Exercise goal >> Search the data below, and report every line in which "DumpStack" occurs.

[Provided data Boundary: Start]

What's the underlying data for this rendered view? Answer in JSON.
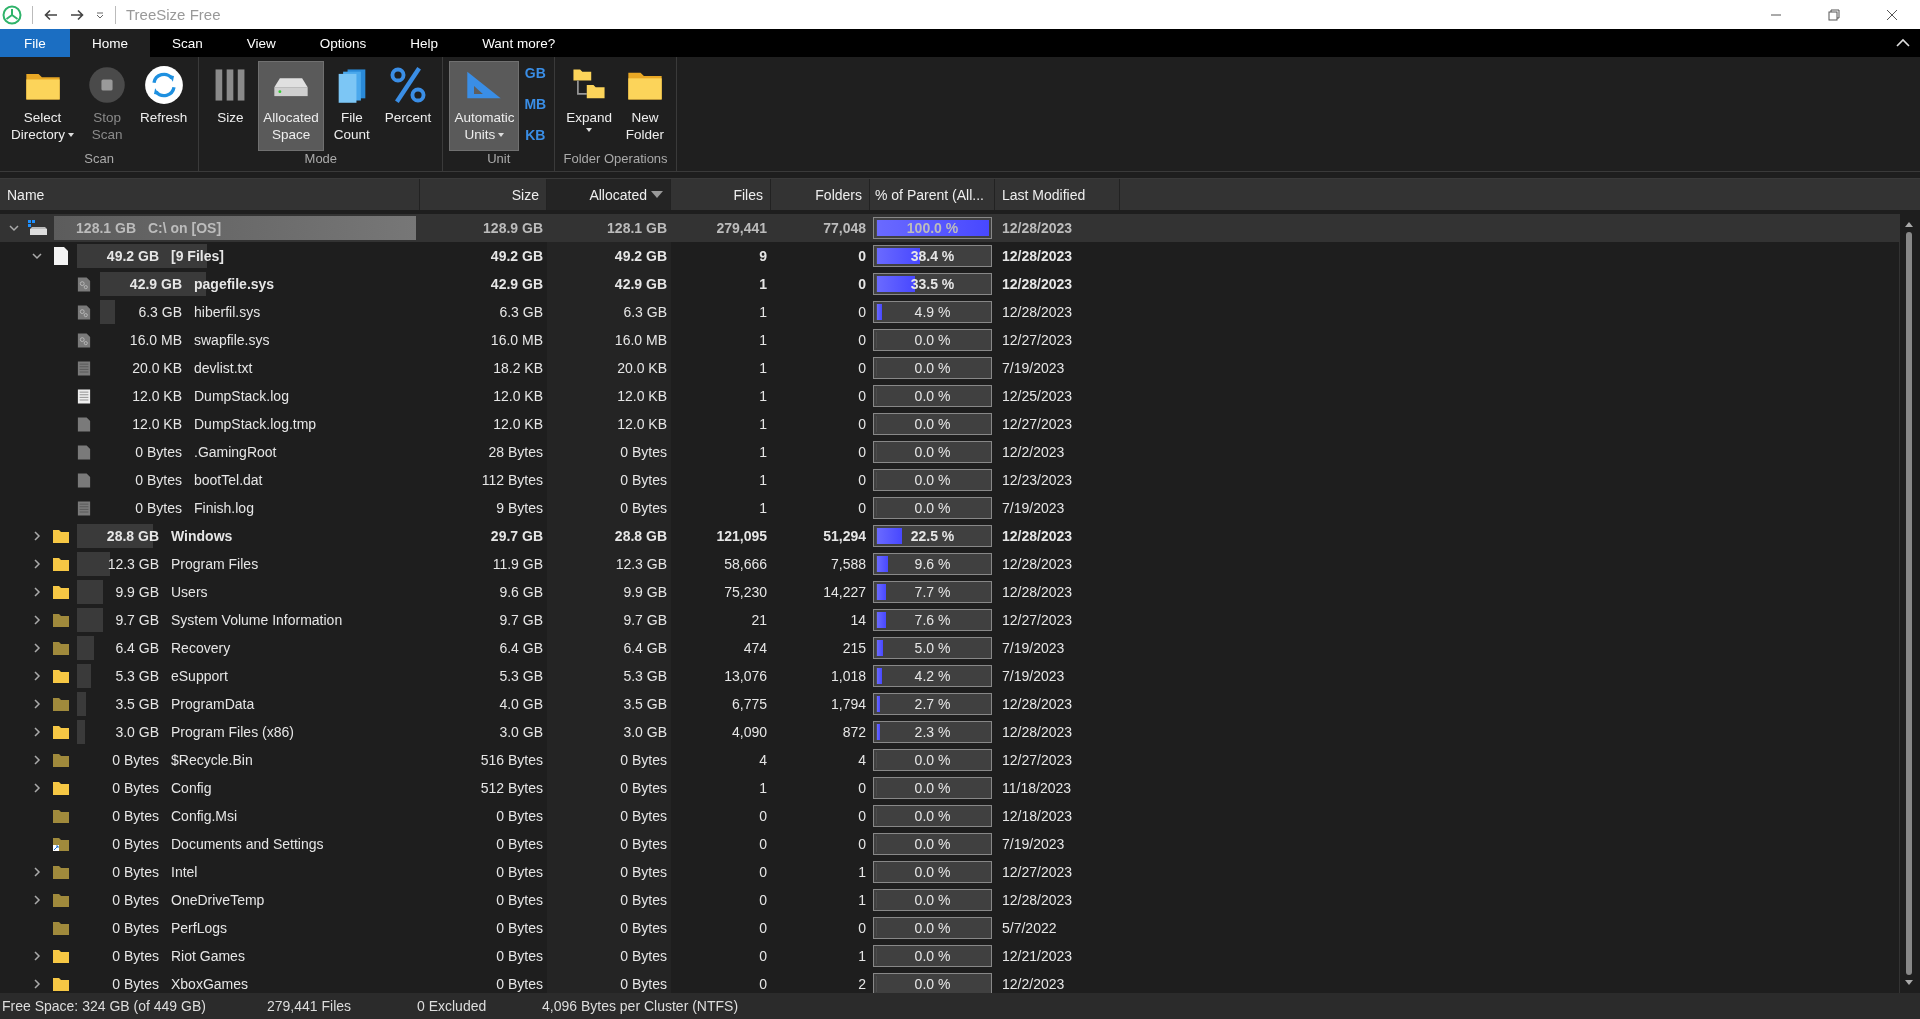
{
  "title_bar": {
    "title": "TreeSize Free"
  },
  "ribbon": {
    "tabs": [
      {
        "label": "File",
        "kind": "backstage",
        "selected": false
      },
      {
        "label": "Home",
        "kind": "tab",
        "selected": true
      },
      {
        "label": "Scan",
        "kind": "tab",
        "selected": false
      },
      {
        "label": "View",
        "kind": "tab",
        "selected": false
      },
      {
        "label": "Options",
        "kind": "tab",
        "selected": false
      },
      {
        "label": "Help",
        "kind": "tab",
        "selected": false
      },
      {
        "label": "Want more?",
        "kind": "tab",
        "selected": false
      }
    ],
    "groups": [
      {
        "label": "Scan",
        "buttons": [
          {
            "kind": "folder",
            "lines": [
              "Select",
              "Directory"
            ],
            "dropdown": true,
            "selected": false,
            "disabled": false
          },
          {
            "kind": "stop",
            "lines": [
              "Stop",
              "Scan"
            ],
            "dropdown": false,
            "selected": false,
            "disabled": true
          },
          {
            "kind": "refresh",
            "lines": [
              "Refresh"
            ],
            "dropdown": false,
            "selected": false,
            "disabled": false
          }
        ]
      },
      {
        "label": "Mode",
        "buttons": [
          {
            "kind": "bars",
            "lines": [
              "Size"
            ],
            "dropdown": false,
            "selected": false,
            "disabled": false
          },
          {
            "kind": "drive",
            "lines": [
              "Allocated",
              "Space"
            ],
            "dropdown": false,
            "selected": true,
            "disabled": false
          },
          {
            "kind": "files",
            "lines": [
              "File",
              "Count"
            ],
            "dropdown": false,
            "selected": false,
            "disabled": false
          },
          {
            "kind": "percent",
            "lines": [
              "Percent"
            ],
            "dropdown": false,
            "selected": false,
            "disabled": false
          }
        ]
      },
      {
        "label": "Unit",
        "buttons": [
          {
            "kind": "ruler",
            "lines": [
              "Automatic",
              "Units"
            ],
            "dropdown": true,
            "selected": true,
            "disabled": false
          }
        ],
        "units": [
          "GB",
          "MB",
          "KB"
        ]
      },
      {
        "label": "Folder Operations",
        "buttons": [
          {
            "kind": "expand",
            "lines": [
              "Expand"
            ],
            "dropdown": true,
            "selected": false,
            "disabled": false
          },
          {
            "kind": "new-folder",
            "lines": [
              "New",
              "Folder"
            ],
            "dropdown": false,
            "selected": false,
            "disabled": false
          }
        ]
      }
    ]
  },
  "table": {
    "columns": [
      {
        "label": "Name",
        "sorted": false
      },
      {
        "label": "Size",
        "sorted": false
      },
      {
        "label": "Allocated",
        "sorted": true
      },
      {
        "label": "Files",
        "sorted": false
      },
      {
        "label": "Folders",
        "sorted": false
      },
      {
        "label": "% of Parent (All...",
        "sorted": false
      },
      {
        "label": "Last Modified",
        "sorted": false
      }
    ],
    "rows": [
      {
        "kind": "drive",
        "size_label": "128.1 GB",
        "name": "C:\\  on  [OS]",
        "size": "128.9 GB",
        "allocated": "128.1 GB",
        "files": "279,441",
        "folders": "77,048",
        "percent": "100.0 %",
        "level": 1.0,
        "modified": "12/28/2023",
        "bold": true,
        "selected": true,
        "expanded": true,
        "children": [
          {
            "kind": "files",
            "size_label": "49.2 GB",
            "name": "[9 Files]",
            "size": "49.2 GB",
            "allocated": "49.2 GB",
            "files": "9",
            "folders": "0",
            "percent": "38.4 %",
            "level": 0.384,
            "modified": "12/28/2023",
            "bold": true,
            "selected": false,
            "expanded": true,
            "children": [
              {
                "kind": "system-file",
                "size_label": "42.9 GB",
                "name": "pagefile.sys",
                "size": "42.9 GB",
                "allocated": "42.9 GB",
                "files": "1",
                "folders": "0",
                "percent": "33.5 %",
                "level": 0.335,
                "modified": "12/28/2023",
                "bold": true,
                "selected": false
              },
              {
                "kind": "system-file",
                "size_label": "6.3 GB",
                "name": "hiberfil.sys",
                "size": "6.3 GB",
                "allocated": "6.3 GB",
                "files": "1",
                "folders": "0",
                "percent": "4.9 %",
                "level": 0.049,
                "modified": "12/28/2023",
                "bold": false,
                "selected": false
              },
              {
                "kind": "system-file",
                "size_label": "16.0 MB",
                "name": "swapfile.sys",
                "size": "16.0 MB",
                "allocated": "16.0 MB",
                "files": "1",
                "folders": "0",
                "percent": "0.0 %",
                "level": 0,
                "modified": "12/27/2023",
                "bold": false,
                "selected": false
              },
              {
                "kind": "text-file",
                "size_label": "20.0 KB",
                "name": "devlist.txt",
                "size": "18.2 KB",
                "allocated": "20.0 KB",
                "files": "1",
                "folders": "0",
                "percent": "0.0 %",
                "level": 0,
                "modified": "7/19/2023",
                "bold": false,
                "selected": false
              },
              {
                "kind": "log-file",
                "size_label": "12.0 KB",
                "name": "DumpStack.log",
                "size": "12.0 KB",
                "allocated": "12.0 KB",
                "files": "1",
                "folders": "0",
                "percent": "0.0 %",
                "level": 0,
                "modified": "12/25/2023",
                "bold": false,
                "selected": false
              },
              {
                "kind": "file",
                "size_label": "12.0 KB",
                "name": "DumpStack.log.tmp",
                "size": "12.0 KB",
                "allocated": "12.0 KB",
                "files": "1",
                "folders": "0",
                "percent": "0.0 %",
                "level": 0,
                "modified": "12/27/2023",
                "bold": false,
                "selected": false
              },
              {
                "kind": "file",
                "size_label": "0 Bytes",
                "name": ".GamingRoot",
                "size": "28 Bytes",
                "allocated": "0 Bytes",
                "files": "1",
                "folders": "0",
                "percent": "0.0 %",
                "level": 0,
                "modified": "12/2/2023",
                "bold": false,
                "selected": false
              },
              {
                "kind": "file",
                "size_label": "0 Bytes",
                "name": "bootTel.dat",
                "size": "112 Bytes",
                "allocated": "0 Bytes",
                "files": "1",
                "folders": "0",
                "percent": "0.0 %",
                "level": 0,
                "modified": "12/23/2023",
                "bold": false,
                "selected": false
              },
              {
                "kind": "text-file",
                "size_label": "0 Bytes",
                "name": "Finish.log",
                "size": "9 Bytes",
                "allocated": "0 Bytes",
                "files": "1",
                "folders": "0",
                "percent": "0.0 %",
                "level": 0,
                "modified": "7/19/2023",
                "bold": false,
                "selected": false
              }
            ]
          },
          {
            "kind": "folder",
            "size_label": "28.8 GB",
            "name": "Windows",
            "size": "29.7 GB",
            "allocated": "28.8 GB",
            "files": "121,095",
            "folders": "51,294",
            "percent": "22.5 %",
            "level": 0.225,
            "modified": "12/28/2023",
            "bold": true,
            "selected": false,
            "expanded": false
          },
          {
            "kind": "folder",
            "size_label": "12.3 GB",
            "name": "Program Files",
            "size": "11.9 GB",
            "allocated": "12.3 GB",
            "files": "58,666",
            "folders": "7,588",
            "percent": "9.6 %",
            "level": 0.096,
            "modified": "12/28/2023",
            "bold": false,
            "selected": false,
            "expanded": false
          },
          {
            "kind": "folder",
            "size_label": "9.9 GB",
            "name": "Users",
            "size": "9.6 GB",
            "allocated": "9.9 GB",
            "files": "75,230",
            "folders": "14,227",
            "percent": "7.7 %",
            "level": 0.077,
            "modified": "12/28/2023",
            "bold": false,
            "selected": false,
            "expanded": false
          },
          {
            "kind": "hidden-folder",
            "size_label": "9.7 GB",
            "name": "System Volume Information",
            "size": "9.7 GB",
            "allocated": "9.7 GB",
            "files": "21",
            "folders": "14",
            "percent": "7.6 %",
            "level": 0.076,
            "modified": "12/27/2023",
            "bold": false,
            "selected": false,
            "expanded": false
          },
          {
            "kind": "hidden-folder",
            "size_label": "6.4 GB",
            "name": "Recovery",
            "size": "6.4 GB",
            "allocated": "6.4 GB",
            "files": "474",
            "folders": "215",
            "percent": "5.0 %",
            "level": 0.05,
            "modified": "7/19/2023",
            "bold": false,
            "selected": false,
            "expanded": false
          },
          {
            "kind": "folder",
            "size_label": "5.3 GB",
            "name": "eSupport",
            "size": "5.3 GB",
            "allocated": "5.3 GB",
            "files": "13,076",
            "folders": "1,018",
            "percent": "4.2 %",
            "level": 0.042,
            "modified": "7/19/2023",
            "bold": false,
            "selected": false,
            "expanded": false
          },
          {
            "kind": "hidden-folder",
            "size_label": "3.5 GB",
            "name": "ProgramData",
            "size": "4.0 GB",
            "allocated": "3.5 GB",
            "files": "6,775",
            "folders": "1,794",
            "percent": "2.7 %",
            "level": 0.027,
            "modified": "12/28/2023",
            "bold": false,
            "selected": false,
            "expanded": false
          },
          {
            "kind": "folder",
            "size_label": "3.0 GB",
            "name": "Program Files (x86)",
            "size": "3.0 GB",
            "allocated": "3.0 GB",
            "files": "4,090",
            "folders": "872",
            "percent": "2.3 %",
            "level": 0.023,
            "modified": "12/28/2023",
            "bold": false,
            "selected": false,
            "expanded": false
          },
          {
            "kind": "hidden-folder",
            "size_label": "0 Bytes",
            "name": "$Recycle.Bin",
            "size": "516 Bytes",
            "allocated": "0 Bytes",
            "files": "4",
            "folders": "4",
            "percent": "0.0 %",
            "level": 0,
            "modified": "12/27/2023",
            "bold": false,
            "selected": false,
            "expanded": false
          },
          {
            "kind": "folder",
            "size_label": "0 Bytes",
            "name": "Config",
            "size": "512 Bytes",
            "allocated": "0 Bytes",
            "files": "1",
            "folders": "0",
            "percent": "0.0 %",
            "level": 0,
            "modified": "11/18/2023",
            "bold": false,
            "selected": false,
            "expanded": false
          },
          {
            "kind": "hidden-folder",
            "size_label": "0 Bytes",
            "name": "Config.Msi",
            "size": "0 Bytes",
            "allocated": "0 Bytes",
            "files": "0",
            "folders": "0",
            "percent": "0.0 %",
            "level": 0,
            "modified": "12/18/2023",
            "bold": false,
            "selected": false
          },
          {
            "kind": "shortcut-folder",
            "size_label": "0 Bytes",
            "name": "Documents and Settings",
            "size": "0 Bytes",
            "allocated": "0 Bytes",
            "files": "0",
            "folders": "0",
            "percent": "0.0 %",
            "level": 0,
            "modified": "7/19/2023",
            "bold": false,
            "selected": false
          },
          {
            "kind": "hidden-folder",
            "size_label": "0 Bytes",
            "name": "Intel",
            "size": "0 Bytes",
            "allocated": "0 Bytes",
            "files": "0",
            "folders": "1",
            "percent": "0.0 %",
            "level": 0,
            "modified": "12/27/2023",
            "bold": false,
            "selected": false,
            "expanded": false
          },
          {
            "kind": "hidden-folder",
            "size_label": "0 Bytes",
            "name": "OneDriveTemp",
            "size": "0 Bytes",
            "allocated": "0 Bytes",
            "files": "0",
            "folders": "1",
            "percent": "0.0 %",
            "level": 0,
            "modified": "12/28/2023",
            "bold": false,
            "selected": false,
            "expanded": false
          },
          {
            "kind": "hidden-folder",
            "size_label": "0 Bytes",
            "name": "PerfLogs",
            "size": "0 Bytes",
            "allocated": "0 Bytes",
            "files": "0",
            "folders": "0",
            "percent": "0.0 %",
            "level": 0,
            "modified": "5/7/2022",
            "bold": false,
            "selected": false
          },
          {
            "kind": "folder",
            "size_label": "0 Bytes",
            "name": "Riot Games",
            "size": "0 Bytes",
            "allocated": "0 Bytes",
            "files": "0",
            "folders": "1",
            "percent": "0.0 %",
            "level": 0,
            "modified": "12/21/2023",
            "bold": false,
            "selected": false,
            "expanded": false
          },
          {
            "kind": "folder",
            "size_label": "0 Bytes",
            "name": "XboxGames",
            "size": "0 Bytes",
            "allocated": "0 Bytes",
            "files": "0",
            "folders": "2",
            "percent": "0.0 %",
            "level": 0,
            "modified": "12/2/2023",
            "bold": false,
            "selected": false,
            "expanded": false
          }
        ]
      }
    ]
  },
  "status_bar": [
    "Free Space: 324 GB  (of 449 GB)",
    "279,441 Files",
    "0 Excluded",
    "4,096 Bytes per Cluster (NTFS)"
  ]
}
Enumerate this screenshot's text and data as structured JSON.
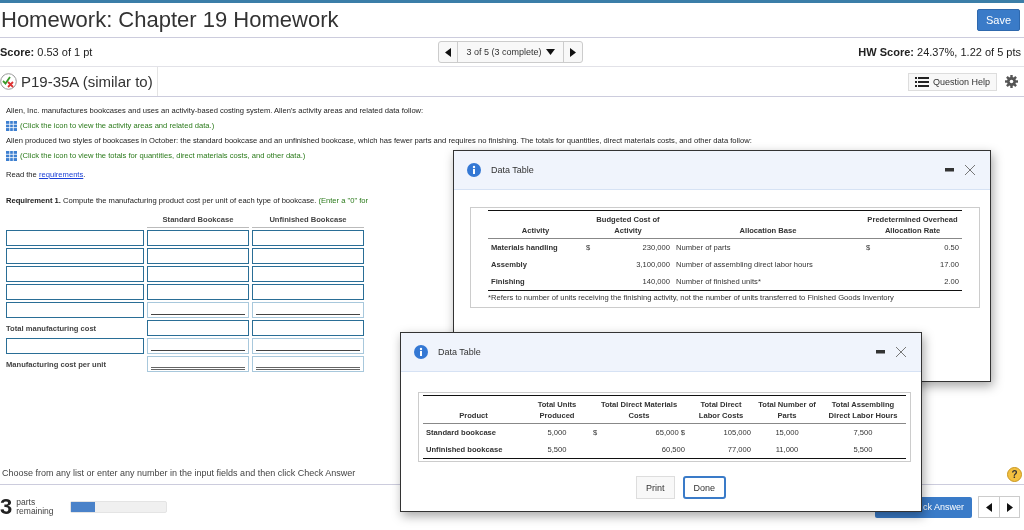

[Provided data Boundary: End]

Answer >>
                "name": "DumpStack.log",
                "name": "DumpStack.log.tmp",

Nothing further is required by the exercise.